"That's not very loving," said the guest who requested to attend the Lord's Supper at our altar one Sunday. He and his wife were visiting from another church not in fellowship with ours. "It's like you think that you are better than us."
Oh, contraire my friend.
A Lutheran Altar is no place for the good, it is no place for the strong. It is no place for the healthy. As Jesus said, "It is not the healthy who need a doctor but the sick." A Lutheran altar is reserved for those who are sick, who are sinful, evil, and weak. When my visiting friend was put off by our refusal to allow him to attend he was put off by the wrong thing. It is not that he was not good enough to attend. It is precisely the opposite. He was not bad enough.

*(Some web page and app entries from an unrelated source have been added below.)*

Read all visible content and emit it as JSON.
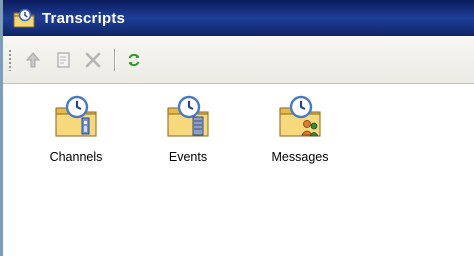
{
  "window": {
    "title": "Transcripts",
    "icon": "transcripts-folder-icon"
  },
  "toolbar": {
    "buttons": [
      {
        "name": "up-button",
        "icon": "up-arrow-icon",
        "enabled": false
      },
      {
        "name": "properties-button",
        "icon": "properties-page-icon",
        "enabled": false
      },
      {
        "name": "delete-button",
        "icon": "delete-x-icon",
        "enabled": false
      },
      {
        "name": "refresh-button",
        "icon": "refresh-icon",
        "enabled": true
      }
    ]
  },
  "items": [
    {
      "label": "Channels",
      "icon": "channels-folder-icon"
    },
    {
      "label": "Events",
      "icon": "events-folder-icon"
    },
    {
      "label": "Messages",
      "icon": "messages-folder-icon"
    }
  ],
  "colors": {
    "titlebar": "#1d3f98",
    "folder": "#f2d06b",
    "clock": "#4a78c8"
  }
}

The Catechism says that the Supper is "the true body and blood of our Lord Jesus Christ under the bread and the wine instituted by Christ himself for us Christians to eat and to drink." and that "These words, 'Given and shed for you for the forgiveness of sins,' show us that in the Sacrament forgiveness of sins, life, and salvation are given us through these words." The body and blood of Jesus are the body and blood of Jesus for sinners.
For those of us who have a terminal case of sin, there is no better medicine than the body and blood of Jesus. For those of us who are dying in our own trespasses and sin, there is no greater hope than receiving the body and blood of Jesus into my mouth. That body and blood is life; and not just a little extra life tacked on to an existence that is going to end soon anyway. It is life that never ends. It is eternal life.
If you're not sick you don't take medicine. Likewise, if you're good you don't need forgiveness. If your only problem is that you need to have your memory jogged from time to time you don't need "the body and blood of Jesus given for us Christians to eat and to drink." This body and blood is God's gift for sinners. My friend was not welcome to come because he needed more than just some quality time with the other people sitting in the pews. He needed Jesus.